SAN FRANCISCO (Reuters) - Confronted with mounting privacy protests, Facebook.com has scaled back a Web monitoring feature that notifies one’s friends when the Facebook user visits affiliated Web sites, the company said on Thursday.
In a statement, the Palo Alto, California-based company said it was making a several changes to a recently introduced feature called “Facebook Beacon” in the wake of a petition signed by 50,000 Facebook users to scale back the feature.
The changes announced by Facebook promise to give users some improved controls over what information about a user’s Web activity is broadcast to friends and also improves notifications to users before releasing user data to other Facebook users.
The protest was started by online activist group MoveOn.org, who set up a petition on its Web site here/ calling on Facebook to give users a simple way to opt out of Beacon.
There have been several other protests, including a petition group in the Facebook site itself called “Facebook, stop invading my privacy.”

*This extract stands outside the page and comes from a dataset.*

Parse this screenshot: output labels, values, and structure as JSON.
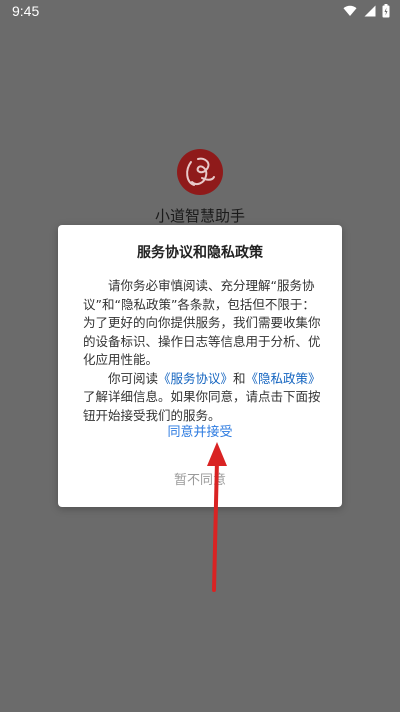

Facebook is a nearly 4-year-old site that has exploded in popularity since May, when it opened up to let independent software develops build their own applications on the site. It has grown by nearly fivefold to 55 million users in a year.
Recently, the company introduced Beacon as a way to keep one’s network of friends on Facebook informed about one’s own Web surfing habits on other Web sites. Critics argued this transformed Facebook from a members-only site known for privacy protections into a diary of one’s wider Web activities.
The MoveOn.org petition begun on November 20 attracted 5,000 backers that day, 25,000 by Monday and 50,000 on Thursday.
The petition relayed the anecdote of a “Matt in New York” who, it said, already knew what his girlfriend had purchased him for Christmas because the Facebook Beacon feature had broadcast where his girlfriend had gone shopping online.
“Why?” the petition asked. “Because a new Facebook feature automatically shares books, movies, or gifts you buy online with everyone you know on Facebook.”
The protest was far from a rejection of Facebook.
The site read: “A lot of us love Facebook — it’s helping to revolutionize the way we connect with each other. But they (the company) need to take privacy seriously,” the petition pleaded.
It was the second major privacy protest by Facebook members that has led the site to back off new features. In September 2006, a university student-led protest attracted more than 700,000 signatories to a petition to improve privacy features inside the Facebook site itself. (Editing by Doina Chiacu)